:: EXERCISE INSTRUCTIONS ::
Make an exact copy of the entries below and leave any picture out of it.

:: GIVEN DATA ::

###

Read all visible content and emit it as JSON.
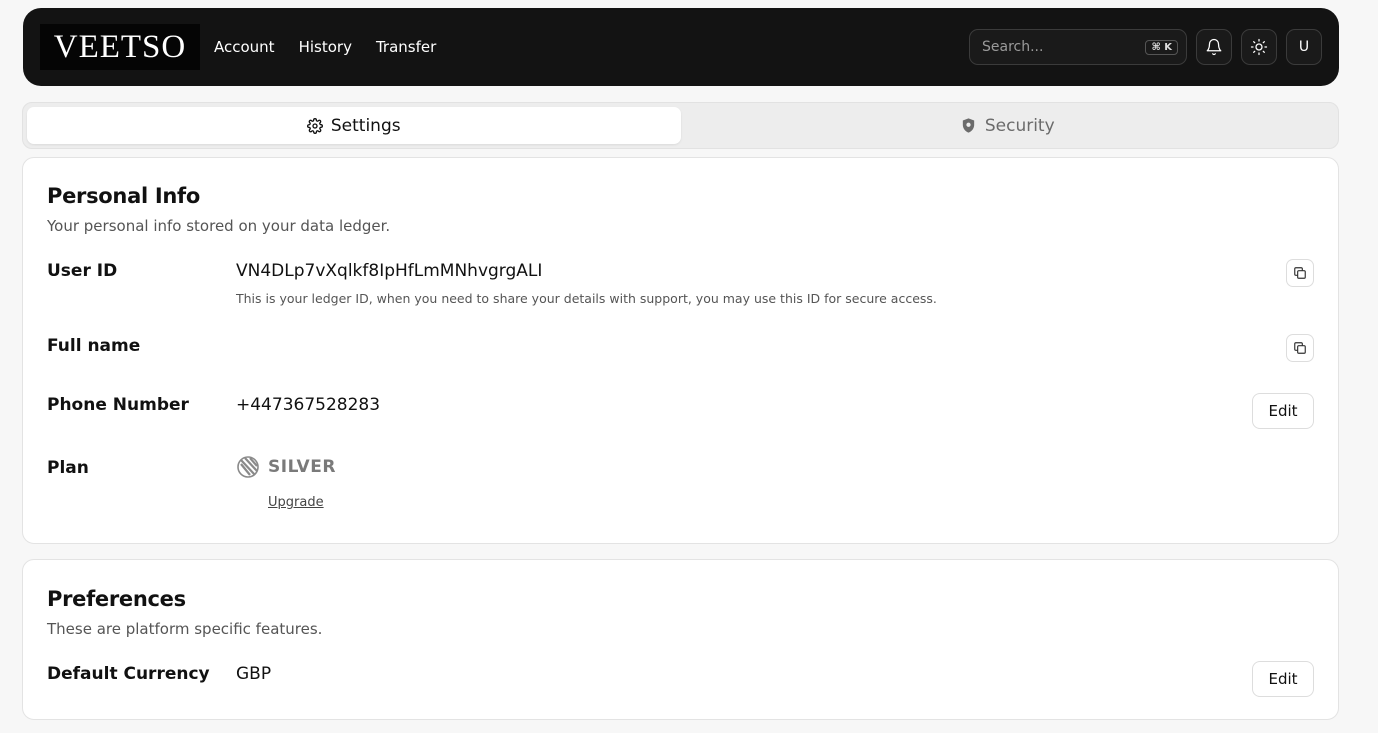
{
  "header": {
    "logo_text": "VEETSO",
    "nav": [
      "Account",
      "History",
      "Transfer"
    ],
    "search": {
      "placeholder": "Search...",
      "shortcut": "⌘ K"
    },
    "avatar_initial": "U"
  },
  "tabs": [
    {
      "label": "Settings",
      "icon": "gear-icon",
      "active": true
    },
    {
      "label": "Security",
      "icon": "shield-icon",
      "active": false
    }
  ],
  "personal_info": {
    "title": "Personal Info",
    "subtitle": "Your personal info stored on your data ledger.",
    "user_id": {
      "label": "User ID",
      "value": "VN4DLp7vXqlkf8IpHfLmMNhvgrgALI",
      "hint": "This is your ledger ID, when you need to share your details with support, you may use this ID for secure access."
    },
    "full_name": {
      "label": "Full name",
      "value": ""
    },
    "phone": {
      "label": "Phone Number",
      "value": "+447367528283",
      "edit_label": "Edit"
    },
    "plan": {
      "label": "Plan",
      "value": "SILVER",
      "upgrade_label": "Upgrade"
    }
  },
  "preferences": {
    "title": "Preferences",
    "subtitle": "These are platform specific features.",
    "currency": {
      "label": "Default Currency",
      "value": "GBP",
      "edit_label": "Edit"
    }
  }
}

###

:: RESPONSE BELOW ::
Read all visible content and emit it as JSON.
{
  "header": {
    "logo_text": "VEETSO",
    "nav": [
      "Account",
      "History",
      "Transfer"
    ],
    "search": {
      "placeholder": "Search...",
      "shortcut": "⌘ K"
    },
    "avatar_initial": "U"
  },
  "tabs": [
    {
      "label": "Settings",
      "icon": "gear-icon",
      "active": true
    },
    {
      "label": "Security",
      "icon": "shield-icon",
      "active": false
    }
  ],
  "personal_info": {
    "title": "Personal Info",
    "subtitle": "Your personal info stored on your data ledger.",
    "user_id": {
      "label": "User ID",
      "value": "VN4DLp7vXqlkf8IpHfLmMNhvgrgALI",
      "hint": "This is your ledger ID, when you need to share your details with support, you may use this ID for secure access."
    },
    "full_name": {
      "label": "Full name",
      "value": ""
    },
    "phone": {
      "label": "Phone Number",
      "value": "+447367528283",
      "edit_label": "Edit"
    },
    "plan": {
      "label": "Plan",
      "value": "SILVER",
      "upgrade_label": "Upgrade"
    }
  },
  "preferences": {
    "title": "Preferences",
    "subtitle": "These are platform specific features.",
    "currency": {
      "label": "Default Currency",
      "value": "GBP",
      "edit_label": "Edit"
    }
  }
}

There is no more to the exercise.